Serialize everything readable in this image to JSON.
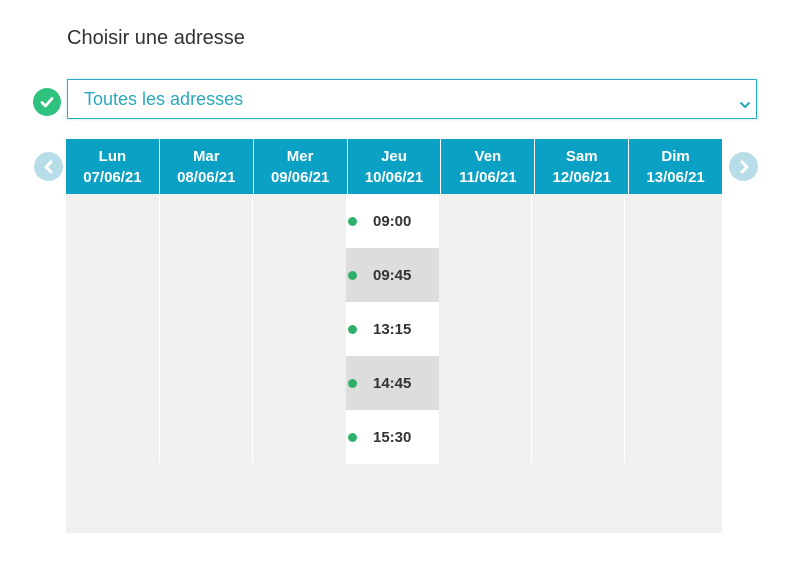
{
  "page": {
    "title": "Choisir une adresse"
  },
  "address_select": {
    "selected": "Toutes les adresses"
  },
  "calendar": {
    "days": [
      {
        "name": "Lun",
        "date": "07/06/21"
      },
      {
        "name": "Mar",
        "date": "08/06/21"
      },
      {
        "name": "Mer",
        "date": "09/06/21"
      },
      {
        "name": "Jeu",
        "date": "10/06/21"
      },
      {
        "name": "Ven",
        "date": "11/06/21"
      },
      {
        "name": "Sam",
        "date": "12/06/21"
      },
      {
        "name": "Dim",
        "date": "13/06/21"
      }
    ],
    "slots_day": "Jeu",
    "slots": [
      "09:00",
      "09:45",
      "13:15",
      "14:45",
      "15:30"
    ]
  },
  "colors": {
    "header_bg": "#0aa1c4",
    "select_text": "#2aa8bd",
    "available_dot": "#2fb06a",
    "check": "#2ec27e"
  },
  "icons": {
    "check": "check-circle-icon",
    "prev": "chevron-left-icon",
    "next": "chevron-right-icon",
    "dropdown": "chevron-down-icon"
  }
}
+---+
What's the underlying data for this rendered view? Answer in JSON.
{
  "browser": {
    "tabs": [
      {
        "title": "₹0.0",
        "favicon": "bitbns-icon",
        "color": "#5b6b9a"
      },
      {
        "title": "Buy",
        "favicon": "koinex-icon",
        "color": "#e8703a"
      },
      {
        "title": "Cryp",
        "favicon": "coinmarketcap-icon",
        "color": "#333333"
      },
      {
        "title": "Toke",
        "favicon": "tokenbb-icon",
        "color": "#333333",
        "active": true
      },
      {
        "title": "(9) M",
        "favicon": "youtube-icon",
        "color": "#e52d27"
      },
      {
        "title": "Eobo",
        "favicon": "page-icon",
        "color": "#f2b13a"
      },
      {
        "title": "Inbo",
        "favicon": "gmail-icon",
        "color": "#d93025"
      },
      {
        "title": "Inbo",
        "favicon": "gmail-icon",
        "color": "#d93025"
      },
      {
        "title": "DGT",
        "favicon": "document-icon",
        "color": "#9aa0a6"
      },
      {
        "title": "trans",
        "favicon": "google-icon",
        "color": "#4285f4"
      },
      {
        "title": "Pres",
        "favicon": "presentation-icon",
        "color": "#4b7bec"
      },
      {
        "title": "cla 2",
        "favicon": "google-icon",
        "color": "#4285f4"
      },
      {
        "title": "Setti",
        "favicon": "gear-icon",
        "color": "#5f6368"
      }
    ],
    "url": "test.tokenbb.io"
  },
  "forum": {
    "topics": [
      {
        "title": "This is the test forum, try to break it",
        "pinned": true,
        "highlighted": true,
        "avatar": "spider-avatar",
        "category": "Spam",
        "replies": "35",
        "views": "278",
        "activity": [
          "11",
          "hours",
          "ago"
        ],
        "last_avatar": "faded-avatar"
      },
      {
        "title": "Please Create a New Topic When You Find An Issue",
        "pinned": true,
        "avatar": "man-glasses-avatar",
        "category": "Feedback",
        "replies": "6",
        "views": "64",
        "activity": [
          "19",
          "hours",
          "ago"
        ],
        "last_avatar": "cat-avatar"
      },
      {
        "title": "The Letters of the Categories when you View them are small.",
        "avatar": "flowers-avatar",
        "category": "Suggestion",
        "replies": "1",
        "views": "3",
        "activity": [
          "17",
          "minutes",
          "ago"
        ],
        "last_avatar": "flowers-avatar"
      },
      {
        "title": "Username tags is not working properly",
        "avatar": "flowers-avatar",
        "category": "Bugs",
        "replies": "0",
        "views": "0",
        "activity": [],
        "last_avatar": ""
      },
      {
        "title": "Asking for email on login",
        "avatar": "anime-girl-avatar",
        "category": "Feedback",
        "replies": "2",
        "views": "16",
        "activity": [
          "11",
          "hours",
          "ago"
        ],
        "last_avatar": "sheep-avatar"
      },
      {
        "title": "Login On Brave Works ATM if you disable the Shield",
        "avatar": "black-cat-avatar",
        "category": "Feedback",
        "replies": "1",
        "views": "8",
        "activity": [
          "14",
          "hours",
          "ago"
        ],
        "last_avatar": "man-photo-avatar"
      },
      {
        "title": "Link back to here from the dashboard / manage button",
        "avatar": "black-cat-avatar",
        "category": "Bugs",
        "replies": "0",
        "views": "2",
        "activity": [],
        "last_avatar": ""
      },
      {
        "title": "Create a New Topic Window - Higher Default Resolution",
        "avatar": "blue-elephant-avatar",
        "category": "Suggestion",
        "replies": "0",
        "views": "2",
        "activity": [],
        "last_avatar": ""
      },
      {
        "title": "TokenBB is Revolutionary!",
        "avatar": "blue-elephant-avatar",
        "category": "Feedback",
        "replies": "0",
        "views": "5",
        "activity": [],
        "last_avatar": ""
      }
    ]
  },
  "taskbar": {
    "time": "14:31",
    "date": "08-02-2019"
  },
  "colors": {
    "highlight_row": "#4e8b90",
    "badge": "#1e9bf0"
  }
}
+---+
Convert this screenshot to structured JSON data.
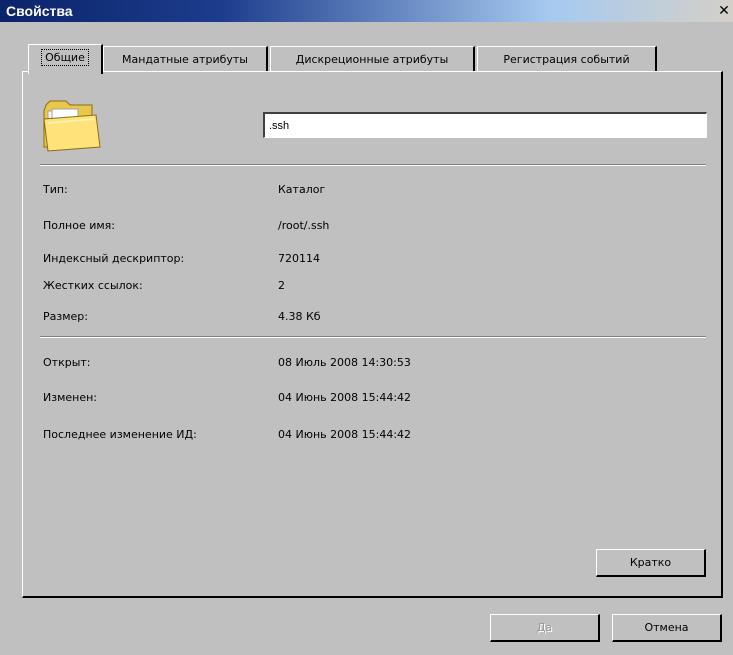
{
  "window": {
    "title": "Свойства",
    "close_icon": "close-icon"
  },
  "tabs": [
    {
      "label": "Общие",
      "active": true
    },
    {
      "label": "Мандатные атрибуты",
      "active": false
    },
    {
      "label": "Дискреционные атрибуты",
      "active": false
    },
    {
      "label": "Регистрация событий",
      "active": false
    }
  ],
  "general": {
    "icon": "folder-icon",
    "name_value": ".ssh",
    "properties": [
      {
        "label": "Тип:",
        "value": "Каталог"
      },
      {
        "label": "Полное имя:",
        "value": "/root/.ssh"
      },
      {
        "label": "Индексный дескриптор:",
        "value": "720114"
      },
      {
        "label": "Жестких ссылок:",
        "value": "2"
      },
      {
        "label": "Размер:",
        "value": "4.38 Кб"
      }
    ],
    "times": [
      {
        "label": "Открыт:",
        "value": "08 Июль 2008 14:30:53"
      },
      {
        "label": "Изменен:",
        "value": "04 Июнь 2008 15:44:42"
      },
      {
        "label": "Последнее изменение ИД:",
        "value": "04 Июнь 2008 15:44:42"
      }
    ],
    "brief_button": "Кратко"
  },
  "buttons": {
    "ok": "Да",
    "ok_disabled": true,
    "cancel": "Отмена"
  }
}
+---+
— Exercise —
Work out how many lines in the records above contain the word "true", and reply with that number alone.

— Written answer —
6